[DATASET EXTRACT — start]

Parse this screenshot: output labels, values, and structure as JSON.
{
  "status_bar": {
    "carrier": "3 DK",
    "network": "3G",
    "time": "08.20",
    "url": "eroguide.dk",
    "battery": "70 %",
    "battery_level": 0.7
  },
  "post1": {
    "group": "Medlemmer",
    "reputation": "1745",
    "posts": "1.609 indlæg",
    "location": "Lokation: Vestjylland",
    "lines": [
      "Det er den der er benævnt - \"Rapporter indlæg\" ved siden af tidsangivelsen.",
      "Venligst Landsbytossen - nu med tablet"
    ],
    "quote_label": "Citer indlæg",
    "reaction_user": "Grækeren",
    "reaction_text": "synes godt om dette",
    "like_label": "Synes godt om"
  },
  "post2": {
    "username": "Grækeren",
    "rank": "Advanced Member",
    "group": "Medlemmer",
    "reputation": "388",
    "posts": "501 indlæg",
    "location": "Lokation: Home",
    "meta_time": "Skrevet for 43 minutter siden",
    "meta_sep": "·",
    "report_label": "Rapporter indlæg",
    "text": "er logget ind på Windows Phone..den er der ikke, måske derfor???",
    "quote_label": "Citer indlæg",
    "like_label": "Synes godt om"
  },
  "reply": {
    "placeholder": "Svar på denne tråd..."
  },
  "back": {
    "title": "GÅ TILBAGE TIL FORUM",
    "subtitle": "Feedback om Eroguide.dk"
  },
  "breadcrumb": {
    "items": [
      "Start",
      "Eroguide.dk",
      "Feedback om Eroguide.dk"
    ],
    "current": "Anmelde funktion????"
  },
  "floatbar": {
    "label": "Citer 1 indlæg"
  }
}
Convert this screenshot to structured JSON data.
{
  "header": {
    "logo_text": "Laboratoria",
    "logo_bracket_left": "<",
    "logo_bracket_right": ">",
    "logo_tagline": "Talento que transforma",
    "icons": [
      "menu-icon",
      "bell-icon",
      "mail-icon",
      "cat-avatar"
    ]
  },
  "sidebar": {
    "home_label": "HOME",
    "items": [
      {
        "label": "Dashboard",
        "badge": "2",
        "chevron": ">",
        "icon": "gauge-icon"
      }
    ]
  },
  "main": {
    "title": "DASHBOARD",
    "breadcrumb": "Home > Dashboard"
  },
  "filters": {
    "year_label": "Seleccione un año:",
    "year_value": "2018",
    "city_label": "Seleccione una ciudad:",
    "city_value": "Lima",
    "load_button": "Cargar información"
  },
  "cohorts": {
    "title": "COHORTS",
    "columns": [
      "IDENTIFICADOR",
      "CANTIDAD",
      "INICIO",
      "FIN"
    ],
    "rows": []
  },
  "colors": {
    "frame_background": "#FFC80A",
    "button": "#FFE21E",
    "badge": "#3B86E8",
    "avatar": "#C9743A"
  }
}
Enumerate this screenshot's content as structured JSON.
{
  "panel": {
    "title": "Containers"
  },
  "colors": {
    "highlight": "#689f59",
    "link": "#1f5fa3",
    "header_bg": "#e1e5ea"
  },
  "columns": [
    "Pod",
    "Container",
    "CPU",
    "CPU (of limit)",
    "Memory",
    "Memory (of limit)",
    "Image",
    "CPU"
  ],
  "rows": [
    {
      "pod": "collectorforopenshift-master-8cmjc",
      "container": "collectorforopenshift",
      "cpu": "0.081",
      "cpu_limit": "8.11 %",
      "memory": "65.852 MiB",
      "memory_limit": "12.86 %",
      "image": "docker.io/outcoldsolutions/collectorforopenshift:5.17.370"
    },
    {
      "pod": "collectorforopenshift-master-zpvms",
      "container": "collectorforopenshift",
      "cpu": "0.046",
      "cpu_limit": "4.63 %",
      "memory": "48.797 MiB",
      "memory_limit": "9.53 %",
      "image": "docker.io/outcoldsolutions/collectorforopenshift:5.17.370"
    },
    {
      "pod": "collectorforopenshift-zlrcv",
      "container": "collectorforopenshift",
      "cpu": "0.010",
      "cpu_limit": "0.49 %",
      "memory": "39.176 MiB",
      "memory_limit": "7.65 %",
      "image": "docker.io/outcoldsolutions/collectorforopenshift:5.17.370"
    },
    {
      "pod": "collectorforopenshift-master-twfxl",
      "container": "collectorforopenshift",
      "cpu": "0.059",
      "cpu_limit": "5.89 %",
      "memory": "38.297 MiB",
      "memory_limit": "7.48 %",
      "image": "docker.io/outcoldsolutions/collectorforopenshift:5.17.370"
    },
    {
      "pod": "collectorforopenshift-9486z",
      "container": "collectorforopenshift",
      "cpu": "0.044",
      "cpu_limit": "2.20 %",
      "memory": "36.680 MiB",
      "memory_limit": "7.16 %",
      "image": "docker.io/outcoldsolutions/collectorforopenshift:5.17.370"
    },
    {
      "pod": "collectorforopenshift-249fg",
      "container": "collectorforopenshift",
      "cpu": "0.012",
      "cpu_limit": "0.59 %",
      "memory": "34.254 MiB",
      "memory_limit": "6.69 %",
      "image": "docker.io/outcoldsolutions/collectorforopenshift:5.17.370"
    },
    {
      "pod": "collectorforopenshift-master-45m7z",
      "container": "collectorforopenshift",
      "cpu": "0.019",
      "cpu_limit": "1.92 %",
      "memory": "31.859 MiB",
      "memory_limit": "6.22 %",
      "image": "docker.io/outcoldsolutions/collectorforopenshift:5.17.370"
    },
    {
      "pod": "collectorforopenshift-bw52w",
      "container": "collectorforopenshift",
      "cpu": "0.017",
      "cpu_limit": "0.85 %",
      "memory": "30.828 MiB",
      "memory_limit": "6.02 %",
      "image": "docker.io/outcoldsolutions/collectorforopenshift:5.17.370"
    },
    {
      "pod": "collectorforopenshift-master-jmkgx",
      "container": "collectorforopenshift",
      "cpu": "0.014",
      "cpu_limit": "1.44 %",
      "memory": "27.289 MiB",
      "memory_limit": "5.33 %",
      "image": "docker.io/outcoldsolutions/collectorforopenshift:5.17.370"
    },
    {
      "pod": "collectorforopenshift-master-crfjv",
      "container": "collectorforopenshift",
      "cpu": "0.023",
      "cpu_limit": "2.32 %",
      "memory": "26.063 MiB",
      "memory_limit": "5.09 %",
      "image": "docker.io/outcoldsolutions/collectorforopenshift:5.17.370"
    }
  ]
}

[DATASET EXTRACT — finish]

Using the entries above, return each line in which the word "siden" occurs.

      "Det er den der er benævnt - \"Rapporter indlæg\" ved siden af tidsangivelsen.",
    "meta_time": "Skrevet for 43 minutter siden",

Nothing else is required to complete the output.